Pimentel: “I think that what really needs to be looked at is the different types of health care,” said. As a speech therapist, she works to “make sure that children with disabilities have access to therapies they need.” She said that Medicaid expansion is a topic “I would have to dive into a little more.” “I’m not hearing a lot of concerns in District 30 regarding health care.”

Sanders: The state needs to address the “Medicaid Gap,” or uninsured people who don’t qualify within Medicaid or Affordable Care Act subsidy income guidelines. “You have folks who don't take higher income jobs because they will lose” Medicaid benefits. “We need to restructure Medicaid. We need to do a phased-out approach so they’re not cut off completely.”

Candidates on the state budget

The General Assembly cut state income tax this legislative session and will give out more than $1 billion in tax rebates. Lawmakers also approved raises for teachers and many other state employees, buoyed by strong sales tax revenues during the pandemic creating a large budget surplus.

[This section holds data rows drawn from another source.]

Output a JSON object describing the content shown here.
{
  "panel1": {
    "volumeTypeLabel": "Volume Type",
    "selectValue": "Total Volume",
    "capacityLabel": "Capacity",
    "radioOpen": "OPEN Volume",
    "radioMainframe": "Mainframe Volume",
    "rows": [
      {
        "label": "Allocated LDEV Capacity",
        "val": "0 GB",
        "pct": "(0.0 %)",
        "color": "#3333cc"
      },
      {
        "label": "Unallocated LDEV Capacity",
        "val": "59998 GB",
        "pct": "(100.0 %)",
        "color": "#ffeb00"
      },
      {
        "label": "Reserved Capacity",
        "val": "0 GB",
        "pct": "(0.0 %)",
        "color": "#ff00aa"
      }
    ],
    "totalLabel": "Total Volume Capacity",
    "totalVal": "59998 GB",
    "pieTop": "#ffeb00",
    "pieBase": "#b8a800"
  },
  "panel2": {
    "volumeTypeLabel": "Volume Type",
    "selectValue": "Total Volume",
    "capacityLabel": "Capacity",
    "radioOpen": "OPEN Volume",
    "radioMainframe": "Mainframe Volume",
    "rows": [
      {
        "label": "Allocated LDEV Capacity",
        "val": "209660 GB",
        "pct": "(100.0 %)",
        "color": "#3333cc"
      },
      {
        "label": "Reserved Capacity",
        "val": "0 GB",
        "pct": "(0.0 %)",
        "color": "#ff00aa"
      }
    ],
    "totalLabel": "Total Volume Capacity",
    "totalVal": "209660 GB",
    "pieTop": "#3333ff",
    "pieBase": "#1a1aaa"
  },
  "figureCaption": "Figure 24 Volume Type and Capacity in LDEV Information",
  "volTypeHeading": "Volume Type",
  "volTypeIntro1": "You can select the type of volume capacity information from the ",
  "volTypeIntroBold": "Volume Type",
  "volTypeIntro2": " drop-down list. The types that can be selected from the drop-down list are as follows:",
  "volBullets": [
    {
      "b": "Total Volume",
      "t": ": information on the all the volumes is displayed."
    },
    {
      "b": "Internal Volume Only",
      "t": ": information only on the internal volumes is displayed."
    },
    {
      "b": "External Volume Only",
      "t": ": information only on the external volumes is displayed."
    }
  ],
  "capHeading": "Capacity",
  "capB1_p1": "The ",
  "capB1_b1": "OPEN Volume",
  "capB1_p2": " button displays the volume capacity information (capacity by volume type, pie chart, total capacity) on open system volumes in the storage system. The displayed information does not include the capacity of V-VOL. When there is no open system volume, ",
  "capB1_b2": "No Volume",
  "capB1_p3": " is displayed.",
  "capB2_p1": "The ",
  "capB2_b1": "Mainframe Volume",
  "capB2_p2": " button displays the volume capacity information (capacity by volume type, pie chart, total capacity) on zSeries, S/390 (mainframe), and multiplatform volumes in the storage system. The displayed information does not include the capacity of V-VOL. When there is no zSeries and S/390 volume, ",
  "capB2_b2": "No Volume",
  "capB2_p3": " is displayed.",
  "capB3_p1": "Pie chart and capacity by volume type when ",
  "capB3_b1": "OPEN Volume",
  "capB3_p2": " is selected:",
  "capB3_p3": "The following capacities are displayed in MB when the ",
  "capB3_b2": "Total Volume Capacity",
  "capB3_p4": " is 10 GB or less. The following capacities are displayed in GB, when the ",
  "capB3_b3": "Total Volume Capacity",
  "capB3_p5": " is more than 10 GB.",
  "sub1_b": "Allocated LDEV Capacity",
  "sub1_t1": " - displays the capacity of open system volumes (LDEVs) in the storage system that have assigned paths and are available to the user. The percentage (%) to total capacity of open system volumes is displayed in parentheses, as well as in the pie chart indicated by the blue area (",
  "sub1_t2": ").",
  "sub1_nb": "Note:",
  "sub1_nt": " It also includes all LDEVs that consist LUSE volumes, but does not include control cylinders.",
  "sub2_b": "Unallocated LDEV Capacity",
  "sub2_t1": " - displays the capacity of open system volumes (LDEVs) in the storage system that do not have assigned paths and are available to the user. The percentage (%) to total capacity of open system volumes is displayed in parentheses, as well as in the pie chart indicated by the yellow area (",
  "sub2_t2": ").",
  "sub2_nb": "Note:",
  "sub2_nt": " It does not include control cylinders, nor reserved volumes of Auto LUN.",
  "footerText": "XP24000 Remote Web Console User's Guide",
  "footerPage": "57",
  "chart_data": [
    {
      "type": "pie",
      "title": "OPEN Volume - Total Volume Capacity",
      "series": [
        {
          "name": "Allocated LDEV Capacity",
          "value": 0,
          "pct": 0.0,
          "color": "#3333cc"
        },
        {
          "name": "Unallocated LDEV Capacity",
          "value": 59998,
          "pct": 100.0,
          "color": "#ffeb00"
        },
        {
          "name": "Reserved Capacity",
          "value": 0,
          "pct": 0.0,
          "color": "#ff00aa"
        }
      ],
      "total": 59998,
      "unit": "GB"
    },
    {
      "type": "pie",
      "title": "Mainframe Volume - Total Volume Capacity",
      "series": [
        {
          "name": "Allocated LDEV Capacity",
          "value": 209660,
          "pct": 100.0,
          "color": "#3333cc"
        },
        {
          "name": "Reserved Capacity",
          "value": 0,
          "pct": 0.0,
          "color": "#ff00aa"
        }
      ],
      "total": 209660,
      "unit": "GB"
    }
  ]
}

Some candidates have advocated repealing the state income tax completely, but they would have to provide a plan to make back the billions in revenue it provides. 

McCollum: Balancing the state’s budget “is the main thing legislators have to do.” As a freshman legislator and a conservative, he said he would work to ensure Georgia is “not spending more taxpayer dollars than we have to.” Tax rebates approved this past session “is a huge thing to me. We don’t need the state being a bank and holding all the money.”

Pimentel: The state needs to be “be responsible with the budget” and understand how it impacts local communities. “It’s very common to hear a conservative say they want to lower taxes,” she said. “We want lower taxes and we want less government, so we can’t pass bills that raise taxes and keep government in our business.” 

Sanders: He is “a big proponent” of repealing the state income tax. “I think to be competitive with our neighbors to the north and to the south, we need to look at this as a phased-in approach over a five-year program.” “This will be a long-term benefit to our economy, and make us far more competitive,” he added.

Candidates on the Republican Party

Gov. Brian Kemp is being challenged by multiple Republican candidates, including Trump-backed former U.S. Senator David Perdue. Several down-ballot races have a similar divide between candidates backed by former president Donald Trump and those who are not. Is there a significant divide in the Republican Party, and will Trump’s influence continue to be important in these races?

McCollum: He said he’s not really concerned about “the turmoil, if that’s the case,” within the state GOP or that the Democrats are “all aligned with their candidate.” “It is what it is,” he said, adding that Georgia “is doing well” under Republican leadership. “I’ve really just been focused on my race and trying to do what I can do to help the state move forward.”

Pimentel: She acknowledges division in the GOP, but “coming together as a party and sitting down and having a logical discussion … needs to start happening.” “I think we have gotten so involved in how we feel about certain items or certain people that we’re not taking a step to listen to other people’s opinions. We can agree to disagree.”

Sanders: He acknowledges the GOP has been “fractured.” “Our role needs to be restoring faith in our elections,” he said. “We need to come together as a party. We can’t just arbitrarily dismiss (some people’s) feelings of disenfranchisement and that the game was rigged. If we can get that restoration of faith in our elections, a lot of the divisiveness should go away.”